Following representations by a number of Members of Parliament on the state of inter-service wireless co-ordination and the supply of wireless components, Clement Attlee (the Deputy Prime Minster) invited Lord Justice du Parcq to hold an independent inquiry to determine whether there was full co-ordination between the armed services on communication on the battlefield and whether the production and supply situation was satisfactory [see CAB 118/77: letter from Clement Attlee to Lord Justice du Parcq dated 2 May 1942]. At the same time, an inquiry was to be made by the Minister of Production to determine priorities for radio production. In his report [see CAB 66/27 (WP(42)352) and CAB 125/109], Lord Justice du Parcq endorsed the Minister of Production's proposal for the establishment of a Radio Board, which was then set-up on 22 September 1942 [see CAB 66/28 (WP(42)415) and CAB 125/109].
The Radio Board took over the functions of the Radio Policy Sub-committee of the Chiefs of Staff Committee, which was merged with the Board, and was to be responsible generally to the Minster of Production and to the Chiefs of Staff Committee on matters of service policy. The chair was to be Colonel J J Llewellin (Minister of Aircraft Production), with representatives from the Admiralty, War Office, Air Ministry, Ministry of Supply, Ministry of Aircraft Production, and the General Post Office (GPO). It was to be a committee of the Cabinet, with secretariat provided by the Air Ministry. The Board was to be responsible for a co-ordinated policy of development, production and research, to promote standardisation of equipment and to act as the channel of communication with the Dominion and Allied governments [see CAB 125/109]. Much of the work of the Board was to be carried out by two main working committees: the Production, Planning and Personnel Committee [see CAB 125/28], and the Operations and Technical Radio Committee [see CAB 125/11], supported by numerous sub-committees and panels.
In October 1945, the Woking Party on a Proposed Radio and Cable Board was appointed [see CAB 125/6] and recommended that the Radio Board and the Imperial Communications Committee should be replaced by a single Cabinet committee to be called the Radio and Cable Board. A further working party [see CAB 125/7] met in October 1946 to discuss proposals for the reorganisation of all inter-departmental committees on radio and signalling.

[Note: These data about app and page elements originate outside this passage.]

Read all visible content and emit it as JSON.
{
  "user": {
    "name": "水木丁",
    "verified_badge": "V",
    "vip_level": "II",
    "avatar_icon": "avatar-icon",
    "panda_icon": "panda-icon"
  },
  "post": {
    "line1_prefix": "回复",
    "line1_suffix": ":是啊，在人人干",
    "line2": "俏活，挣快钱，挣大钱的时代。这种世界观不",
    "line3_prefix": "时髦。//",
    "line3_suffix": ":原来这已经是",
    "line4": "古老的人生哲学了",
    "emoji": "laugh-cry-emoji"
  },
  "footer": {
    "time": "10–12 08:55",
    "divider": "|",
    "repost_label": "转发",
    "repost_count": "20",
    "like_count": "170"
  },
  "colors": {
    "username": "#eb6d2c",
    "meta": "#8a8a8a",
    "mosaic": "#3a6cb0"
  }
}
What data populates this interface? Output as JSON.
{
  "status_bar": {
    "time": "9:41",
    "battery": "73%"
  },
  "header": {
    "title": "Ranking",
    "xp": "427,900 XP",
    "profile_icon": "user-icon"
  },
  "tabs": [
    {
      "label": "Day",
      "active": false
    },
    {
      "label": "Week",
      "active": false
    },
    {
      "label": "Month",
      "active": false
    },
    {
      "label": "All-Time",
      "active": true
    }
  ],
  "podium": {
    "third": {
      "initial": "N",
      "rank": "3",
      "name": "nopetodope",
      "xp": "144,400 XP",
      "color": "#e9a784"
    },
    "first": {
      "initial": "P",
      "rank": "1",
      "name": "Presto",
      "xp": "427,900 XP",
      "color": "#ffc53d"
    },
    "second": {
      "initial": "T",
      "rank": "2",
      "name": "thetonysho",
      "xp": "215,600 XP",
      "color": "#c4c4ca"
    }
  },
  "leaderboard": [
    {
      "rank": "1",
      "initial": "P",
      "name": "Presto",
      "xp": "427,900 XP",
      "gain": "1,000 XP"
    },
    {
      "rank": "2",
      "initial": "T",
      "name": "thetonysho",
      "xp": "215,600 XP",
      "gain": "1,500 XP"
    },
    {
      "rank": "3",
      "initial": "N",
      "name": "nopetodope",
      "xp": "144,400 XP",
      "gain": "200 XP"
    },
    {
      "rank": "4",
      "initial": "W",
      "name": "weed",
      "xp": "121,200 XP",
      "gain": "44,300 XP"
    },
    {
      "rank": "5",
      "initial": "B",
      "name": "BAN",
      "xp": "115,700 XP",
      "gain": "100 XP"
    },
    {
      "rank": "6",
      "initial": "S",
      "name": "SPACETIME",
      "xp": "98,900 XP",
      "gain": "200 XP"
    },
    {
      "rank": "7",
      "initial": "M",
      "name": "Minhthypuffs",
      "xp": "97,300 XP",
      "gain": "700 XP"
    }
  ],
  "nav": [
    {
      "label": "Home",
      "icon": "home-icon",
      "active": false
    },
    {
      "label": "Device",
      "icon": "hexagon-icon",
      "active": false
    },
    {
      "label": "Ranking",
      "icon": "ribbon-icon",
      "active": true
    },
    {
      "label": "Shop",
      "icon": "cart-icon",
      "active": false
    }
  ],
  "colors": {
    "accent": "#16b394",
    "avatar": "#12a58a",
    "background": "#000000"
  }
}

The Radio and Cable Board, chaired by Sir Stafford Cripps (President of the Board of Trade), held its first meeting on 9 October 1946 [see CAB 125/8], and acted as a co-ordinating committee supported by three main committees: the Research, Development and Production (Radio and Cable) Committee, with secretariat provided by the Ministry of Supply; the Services (Operational) Radio and Cable Committee, with secretariat provided in rotation by the Service departments; and the Civilian Communications Committee, with secretariat provided by the GPO. Its terms of reference were similar to those of the Radio Board and were extended to include cables and visual signalling.
In December 1949, a working party was set-up to review the arrangements for inter-departmental co-ordination of radio and cable activities and its report [see CAB 129/46 (CP(51)157)] recommended that the Radio and Cable Board should be dissolved and the Frequency Committee be set-up.
The Frequency Committee first met in August 1951 [see CAB 125/10]. Its terms of reference were to formulate the policy governing the regulation of radio frequency usage and the planning and allocation of frequencies.